This is one of the most well-known and iconic ThinkPads. The 701C with the nickname "butterfly" had a keyboard that automatically unfolded when the display was flipped open. This was necessary because the displays were still too small for full-sized keyboards in those days. Instead of using a smaller keyboard, IBM developed a complex solution that would satisfy its customers.
The design of the 701C became so famous that it was included in the collection of the Museum of Modern Art. The commercial success of this concept was then put to an end by the development of larger displays, which made the foldout keyboard superfluous.
The following video from Lenovo shows the ThinkPad 701C "Butterfly" in action:
IBM ThinkPad 600
Unlike the models we have mentioned above, the ThinkPad 600 did not offer any particularly innovative features. Nonetheless, it is a significant ThinkPad: In 1998, IBM decided to move on from the bento box design with the ThinkPad 600. Until then, this design had been used for all successors of the 700C. Now, the case became slimmer, the wrist rest longer and the display grew to 13.3 inches.
The shape of the ThinkPad 600 is very similar to the shape of a modern notebook, particularly to the ThinkPad T series. This should not come as a surprise as the ThinkPad 600 is the series' forefather. The 600 became known for its high price, brilliant workmanship and excellent keyboard.
IBM's ThinkPad Fails
But IBM was not perfect. Every success comes with some drawbacks and the ThinkPads were no exception. Here are the two biggest failures of the early IBM era:
IBM ThinkPad 300
IBM made a big mistake right at the beginning: The IBM ThinkPad 300 was the first low-end ThinkPad and was announced together with the ThinkPad 700C. You would not expect it to be a ThinkPad judging by its looks - it was gray instead of black and did not have a TrackPoint.
But what was more of a problem was that the ThinkPad 300 did not work properly. Almost the entire production was dead on arrival. The ThinkPad 300 was not produced by IBM, but by the manufacturer Zenith. The flop of the ThinkPad 300 was a lesson for IBM and the manufacturer ended its cooperation with Zenith and quickly discontinued the ThinkPad 300. IBM was lucky to have launched the ThinkPad 700C at the same time, and that that model was such a great success. This prevented greater damage to the young brand.
IBM ThinkPad 800 Series
It is a well-known fact that Apple successfully used PowerPC CPUs in its PowerBooks until 2005. But not so many people know that IBM also produced PowerPC notebooks. This is not surprising considering that the ThinkPad 800 series notebooks such as the ThinkPad 820 and 850 were not successful. The 800 series was first launched in July 1995 and the experiment was stopped a year later.

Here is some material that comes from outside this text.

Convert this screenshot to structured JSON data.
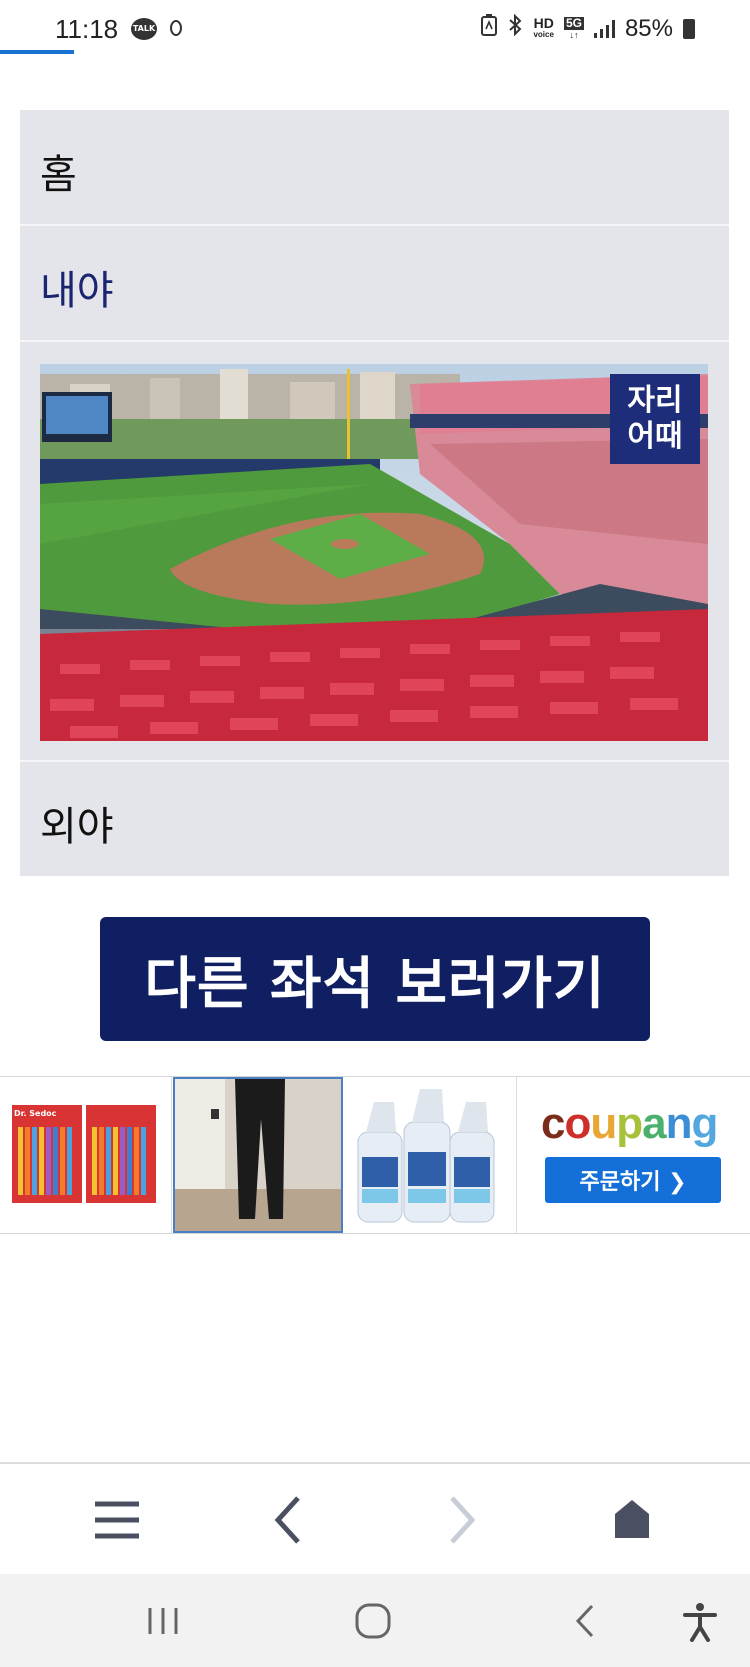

PC history might look quite different as the PowerPC architecture could have successfully challenged Intel's monopoly on the PC market. But the flop of the ThinkPad 800 series only further reinforced IBM's dependence on Intel.

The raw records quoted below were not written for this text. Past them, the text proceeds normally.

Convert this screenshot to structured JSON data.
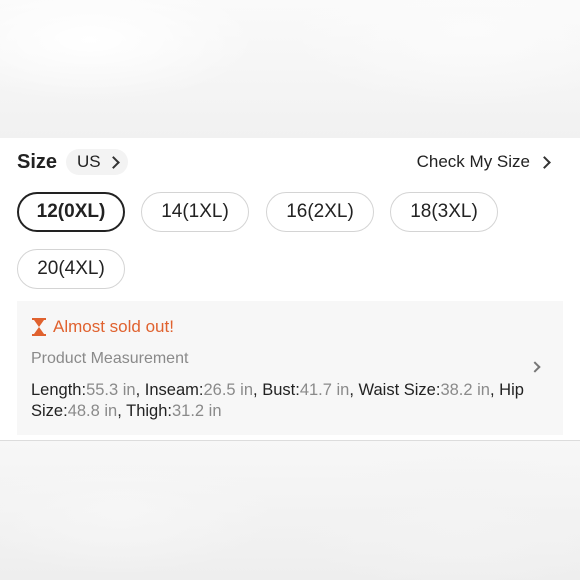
{
  "size_section": {
    "title": "Size",
    "region": "US",
    "check_my_size": "Check My Size"
  },
  "size_options": [
    {
      "label": "12(0XL)",
      "selected": true
    },
    {
      "label": "14(1XL)",
      "selected": false
    },
    {
      "label": "16(2XL)",
      "selected": false
    },
    {
      "label": "18(3XL)",
      "selected": false
    },
    {
      "label": "20(4XL)",
      "selected": false
    }
  ],
  "measurement": {
    "alert_icon": "hourglass-icon",
    "alert_text": "Almost sold out!",
    "alert_color": "#e0622f",
    "title": "Product Measurement",
    "items": [
      {
        "label": "Length:",
        "value": "55.3 in"
      },
      {
        "label": "Inseam:",
        "value": "26.5 in"
      },
      {
        "label": "Bust:",
        "value": "41.7 in"
      },
      {
        "label": "Waist Size:",
        "value": "38.2 in"
      },
      {
        "label": "Hip Size:",
        "value": "48.8 in"
      },
      {
        "label": "Thigh:",
        "value": "31.2 in"
      }
    ]
  }
}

Verdict: The 90s – the Golden Age of ThinkPads
You still hear occasional disparaging remarks, saying that the design of the ThinkPads has remained stuck in the 90s. And IBM would have really been happy had the ThinkPad brand kept up the same success it had in the first years. The 90s were the best and most innovative times of the ThinkPad brand, which was also due to the continual growth of the notebook market. It was a golden decade - not just for IBM, but for the entire notebook segment. The main customers in the 90s were businesses and wealthy private individuals that could afford expensive notebooks - the perfect audience for ThinkPads.
The innovations and successes of this time created the ThinkPad brand that we know today. IBM continued to build on the design of the 700C and never lost sight of the roots of the ThinkPad brand. The innovations that ThinkPads have brought did not rely on a single person, but rather on the successful cooperation of different people and different teams.

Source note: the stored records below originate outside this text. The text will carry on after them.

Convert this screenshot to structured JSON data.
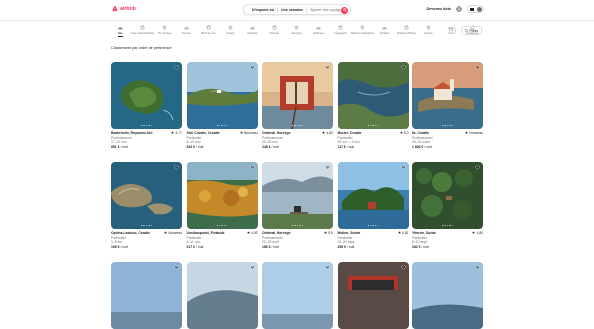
{
  "brand": {
    "name": "airbnb",
    "color": "#ff385c"
  },
  "search": {
    "where": "N'importe où",
    "when": "Une semaine",
    "who": "Ajouter des voyageurs"
  },
  "nav": {
    "host_link": "Devenez hôte"
  },
  "categories": [
    {
      "label": "Iles",
      "icon": "island-icon",
      "active": true
    },
    {
      "label": "Vues extraordinaires",
      "icon": "view-icon"
    },
    {
      "label": "Tiny houses",
      "icon": "tiny-house-icon"
    },
    {
      "label": "Fermes",
      "icon": "farm-icon"
    },
    {
      "label": "Bord de mer",
      "icon": "beach-icon"
    },
    {
      "label": "Design",
      "icon": "design-icon"
    },
    {
      "label": "Cabanes",
      "icon": "cabin-icon"
    },
    {
      "label": "Piscines",
      "icon": "pool-icon"
    },
    {
      "label": "Camping",
      "icon": "camping-icon"
    },
    {
      "label": "Châteaux",
      "icon": "castle-icon"
    },
    {
      "label": "Campagne",
      "icon": "countryside-icon"
    },
    {
      "label": "Maisons troglodytes",
      "icon": "cave-icon"
    },
    {
      "label": "Arctique",
      "icon": "arctic-icon"
    },
    {
      "label": "Maisons d'hôtes",
      "icon": "bnb-icon"
    },
    {
      "label": "Domes",
      "icon": "dome-icon"
    },
    {
      "label": "Lac",
      "icon": "lake-icon"
    },
    {
      "label": "Tendances",
      "icon": "trending-icon"
    }
  ],
  "filters_label": "Filtres",
  "sort_text": "Classement par ordre de pertinence",
  "listings": [
    {
      "title": "Baderholm, Royaume-Uni",
      "rating": "4,77",
      "sub": "Professionnel",
      "dates": "17–22 nov.",
      "price": "851 €",
      "per": "/ nuit",
      "scene": "island"
    },
    {
      "title": "Sali, Croatie, Croatie",
      "rating": "Nouveau",
      "sub": "Particulier",
      "dates": "8–13 nov.",
      "price": "534 €",
      "per": "/ nuit",
      "scene": "coast"
    },
    {
      "title": "Odderøl, Norvège",
      "rating": "4,82",
      "sub": "Professionnel",
      "dates": "20–25 nov.",
      "price": "248 €",
      "per": "/ nuit",
      "scene": "sauna"
    },
    {
      "title": "Murter, Croatie",
      "rating": "5,0",
      "sub": "Particulier",
      "dates": "20 oct. – 3 nov.",
      "price": "117 €",
      "per": "/ nuit",
      "scene": "bay"
    },
    {
      "title": "Iiz, Croatie",
      "rating": "Nouveau",
      "sub": "Professionnel",
      "dates": "26–31 mars",
      "price": "1 800 €",
      "per": "/ nuit",
      "scene": "church"
    },
    {
      "title": "Općina Lastovo, Croatie",
      "rating": "Nouveau",
      "sub": "Particulier",
      "dates": "1–6 avr.",
      "price": "108 €",
      "per": "/ nuit",
      "scene": "rocks"
    },
    {
      "title": "Uusikaupunki, Finlande",
      "rating": "4,92",
      "sub": "Particulier",
      "dates": "6–11 nov.",
      "price": "217 €",
      "per": "/ nuit",
      "scene": "autumn"
    },
    {
      "title": "Odderøl, Norvège",
      "rating": "5,0",
      "sub": "Professionnel",
      "dates": "22–29 avril",
      "price": "186 €",
      "per": "/ nuit",
      "scene": "lakeside"
    },
    {
      "title": "Mollen, Suède",
      "rating": "4,81",
      "sub": "Particulier",
      "dates": "19–24 sept.",
      "price": "255 €",
      "per": "/ nuit",
      "scene": "trees"
    },
    {
      "title": "Ytterön, Suède",
      "rating": "4,80",
      "sub": "Particulier",
      "dates": "5–10 sept.",
      "price": "282 €",
      "per": "/ nuit",
      "scene": "forest"
    }
  ],
  "row3_scenes": [
    "sky",
    "fjord",
    "sky2",
    "redboat",
    "dusk"
  ]
}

But the first premonitions of coming crises could be seen by the end of the 90s. We will talk about the years from 2000 to 2010 in part two of our series.